A new subway line opened to much fanfare, but the monkeys — not the ones with lasers — had to stay at home on Baima Snow Mountain. Police were allowed to carry guns, making many wonder when the first shooting would occur. Less than a month, it turned out. Drought reared its ugly head once again, albeit much later and much less stridently than in years past. Yunnan's airspace was quite cluttered, someone proposed trains to just about everywhere but the moon and officials in Qujing took the fall for a horrible mine accident. Looking for some alone time, we visited an incredibly cool mountaintop ghost town in northwest Yunnan before coming home to check out some great new tunes. Things between China and Vietnam got very tense. A controversial drop-off point for 'unwanted babies' opened, making it the first facility of its kind in Yunnan. A local artist got busy with some trash while the city welcomed two important scientific conferences. The United Nations visited our fair province promoting education but everyone was too excited about Kunming's annual orgy of economic activity to take much notice. News broke of a dam with what might kindly be called serious structural inefficiencies so we headed far far away to Lugu Lake and then spoke with a woman who couldn't be more serious about the environment.

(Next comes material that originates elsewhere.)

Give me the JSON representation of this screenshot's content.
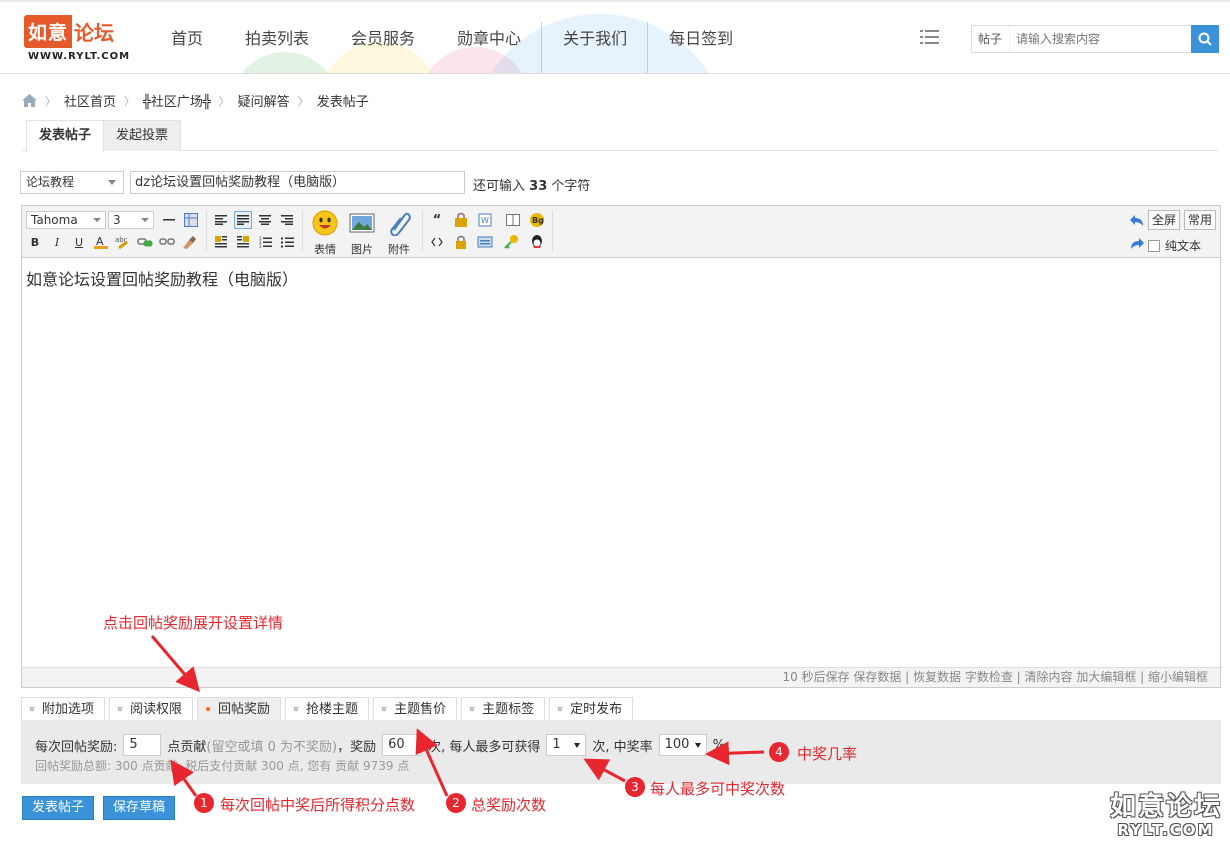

China went mad for boats and drums and dragons and then things got very serious. We wondered what it would be like to have a job selling fruit everyday. Turns out it's pretty hectic. Double-decker bus tours through Kunming became a reality just as police accidentally shot up a bus on Wenlin Jie. Reminding us of another reason why we live where we do, scientists identified a treasure trove of new species in the neighborhood. The city's somewhat dilapidated railroad museum got a much needed facelift, American university students were sent down to the countryside, seemingly everyone and their moms made money and local high-schoolers were given access to tuition grants for the first time. Drug dealers from south of the border were sent to Yunnan but the GoKunming community was too busy helping out a woman in need to notice. Boondoggle isn't a very commonly used word, but it fit the situation in Hekou just fine when the city managed to squander 600 million yuan. It appeared as if Zheng He, China's most famous admiral, would never sail again. Speaking of the past, we delved into some touchy World War II history with some serious translation help. Thanks, Brian. Cab drivers may be much-maligned, but, as we found out, they've got feelings too. China's point man for oil imports from the Middle East passed away. Rest in peace, Crazy Yang. The half-way mark of the year passed with dozens of Yunnan officials accused of corruption, setting the tone for the next six months of 2014 in an ominous way.
Whew, that was a busy 181 days! Check back next week when we take a look at what made the second half of 2014 special.